A former San Francisco Municipal Railway bus driver who was facing charges of misdemeanor vehicular manslaughter for fatally striking a pedestrian in the city’s Castro District in August 2011 was found not guilty Friday.
Almost four years after the fatal crash, a San Francisco jury acquitted former Muni driver, Wallace Loggins, 40, in connection with the death of 23-year-old Emily Dunn, San Francisco District Attorney’s Office spokesman Alex Bastian said. …
Stuart Hanlon, Loggins’ attorney, said the collision was an accident and that jurors he spoke with felt the transit agency could have done more to prevent Dunn’s death.
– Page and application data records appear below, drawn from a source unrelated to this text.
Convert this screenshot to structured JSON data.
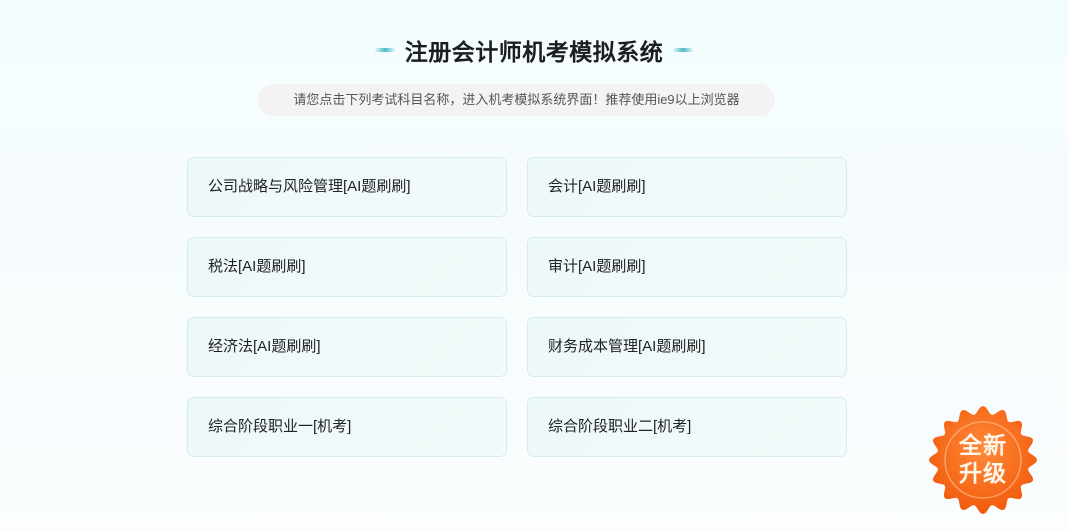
{
  "header": {
    "title": "注册会计师机考模拟系统",
    "subtitle": "请您点击下列考试科目名称，进入机考模拟系统界面！推荐使用ie9以上浏览器"
  },
  "subjects": [
    {
      "label": "公司战略与风险管理[AI题刷刷]"
    },
    {
      "label": "会计[AI题刷刷]"
    },
    {
      "label": "税法[AI题刷刷]"
    },
    {
      "label": "审计[AI题刷刷]"
    },
    {
      "label": "经济法[AI题刷刷]"
    },
    {
      "label": "财务成本管理[AI题刷刷]"
    },
    {
      "label": "综合阶段职业一[机考]"
    },
    {
      "label": "综合阶段职业二[机考]"
    }
  ],
  "badge": {
    "line1": "全新",
    "line2": "升级",
    "color": "#f76a12"
  }
}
Hanlon said an accident reconstruction expert, who testified at the trial, explained that Dunn was in a blind spot when she was struck.
According to Hanlon, a federal report that was published …encouraged bus companies to move the side mirrors up and train drivers on frontal blind spots, but Hanlon said Muni did not implement those changes. …
Hanlon said the accident might have been avoided if Muni changed the construction of its buses, moving up the side mirrors and making see-through walls at the front corners of the bus.
“Muni is responsible. They knew they needed to change the construction of the bus and train their drivers,” he said. …
Attorney Michael A. Kelly, who was one of the lawyers in a civil lawsuit filed against the city on behalf of Dunn’s parents, said the lawsuit was settled in 2014 and that Dunn’s family was awarded $2.85 million.